The ethical principle of autonomy, one that is widely used for guiding the professional conduct of health care workers, is relevant in the issue of COVID-19 vaccination. While utilitarianism would suggest that mandating vaccination among health workers will bring about the greatest good for the largest number of people, this could affect respect for autonomy. … Continue reading Mandatory vaccination and ethics
This definition of "overpayment" in the context of FFS is outright wrong. We are accustomed to thinking that paying a peso for every peso is the only right thing to do in a country that is deluged by cases of graft and corruption. Our past has conditioned us to think that paying over or under … Continue reading Is the government paying more than it should?
Efficiency gains should NOT be criminalized because they encourage the health care system to provide the best care we all deserve. At one point in time, HCPs paid under the ACR system will achieve efficiency gains by decreasing the overall cost of health care. HCPs do this by meticulously deciding on what and what not … Continue reading Should the government “criminalize” efficiency gains?
Paying for amounts printed on receipts is tantamount to subscribing to FFS rather than ACR. As illustrated above, this is inefficient and could likely promote external fraud. ACR, however, is far from perfect but averaging should've been the best method to determine the average cost of care needed for a specific case or procedure. The … Continue reading Should the government pay for whatever is on the receipt?
"Paying whichever is lower does not change the payment mechanism from ACR to FFS." This is true. Choosing to pay whichever is lower will not automatically change the payment mechanism from All Case Rates (Case-based payment) to Fee-for-Service. The "change" in payment mechanism does not depend on how we choose to pay, but on what … Continue reading Bill vs. ACR: Should the government pay for whichever is lower?
I agree that PhilHealth, as the implementer of the NHIP, should continue providing FP to all Filipinos by reimbursing claims. PHILHEALTH SHOULD NOT DENY CLAIMS JUST SO IT CAN PRESERVE FUNDS and have a longer actuarial life. IMHO, PhilHealth's role as a strategic purchaser of healthcare services/goods is the fulcrum that balances the health and … Continue reading Government should provide financial support to PhilHealth
During the Committee Hearing on August 17, Marikina Rep. Quimbo was surprised to know that hospitals are allowed to use funds from the Interim Reimbursement Mechanism (IRM) for other operational expenses (e.g. salary). Let me reiterate that the same mechanism is expected when "prospective payments" (in the form of global budgets) will be provided to hospitals … Continue reading Principle behind IRM is good
Congressional Hearing 5 August 2020 1) I do not agree with Cong. Defensor when he said that investing in an IT system while still using the All Case Rate (ACR) system will "computerize" corruption in PhilHealth. Regardless of the provider payment system, an IT system will actually help the Corporation and health care providers … Continue reading Congressional hearing: Corruption allegations against PhilHealth

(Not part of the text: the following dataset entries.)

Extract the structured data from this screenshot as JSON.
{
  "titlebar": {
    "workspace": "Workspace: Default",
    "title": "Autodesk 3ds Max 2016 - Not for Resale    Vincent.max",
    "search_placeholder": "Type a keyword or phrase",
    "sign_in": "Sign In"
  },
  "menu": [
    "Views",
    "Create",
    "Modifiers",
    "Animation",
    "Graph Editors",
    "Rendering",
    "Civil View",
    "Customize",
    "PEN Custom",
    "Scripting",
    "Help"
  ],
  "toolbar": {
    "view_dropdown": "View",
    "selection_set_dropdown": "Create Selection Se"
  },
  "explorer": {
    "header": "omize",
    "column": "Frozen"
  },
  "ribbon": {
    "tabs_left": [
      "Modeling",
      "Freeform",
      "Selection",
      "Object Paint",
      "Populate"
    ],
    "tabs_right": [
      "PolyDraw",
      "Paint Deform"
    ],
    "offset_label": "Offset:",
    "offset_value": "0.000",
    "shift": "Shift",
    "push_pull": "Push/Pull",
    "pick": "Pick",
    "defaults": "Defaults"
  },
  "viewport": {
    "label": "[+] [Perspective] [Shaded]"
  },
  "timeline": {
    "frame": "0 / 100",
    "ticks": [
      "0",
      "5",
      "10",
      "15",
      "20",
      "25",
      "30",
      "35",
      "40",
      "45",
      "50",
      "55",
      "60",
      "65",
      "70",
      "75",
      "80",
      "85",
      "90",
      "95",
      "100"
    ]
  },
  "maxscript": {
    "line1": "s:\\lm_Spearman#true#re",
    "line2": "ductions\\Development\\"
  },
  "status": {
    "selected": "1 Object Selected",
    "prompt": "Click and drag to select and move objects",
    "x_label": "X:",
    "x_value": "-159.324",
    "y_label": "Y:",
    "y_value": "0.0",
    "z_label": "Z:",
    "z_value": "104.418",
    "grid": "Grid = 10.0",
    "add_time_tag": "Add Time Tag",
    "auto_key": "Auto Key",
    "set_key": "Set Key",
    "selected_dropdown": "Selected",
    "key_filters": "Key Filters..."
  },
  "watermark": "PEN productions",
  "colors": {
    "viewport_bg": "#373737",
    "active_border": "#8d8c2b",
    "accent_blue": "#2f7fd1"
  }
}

I get our anger and frustration over the issue. But the claims forms (CF1, CF2, CF3, CF4) are not there to make it "easier" for PhilHealth to pursue corrupt practices. Actually, the forms are there to safeguard the interests of PhilHealth members by allowing the hospital to declare that the standards of care have been … Continue reading On the corruption allegations against PhilHealth
What are the considerations in the provider payment mechanism? How we raise money to pay for health care is an important issue. But equally important are the daunting tasks of organizing health service delivery, and compensating individuals and organizations that provide these services. To meet the increasing demand for health care services, health care workers … Continue reading Pandemic Financing: How the World is Funding the COVID-19 Response (Part 2)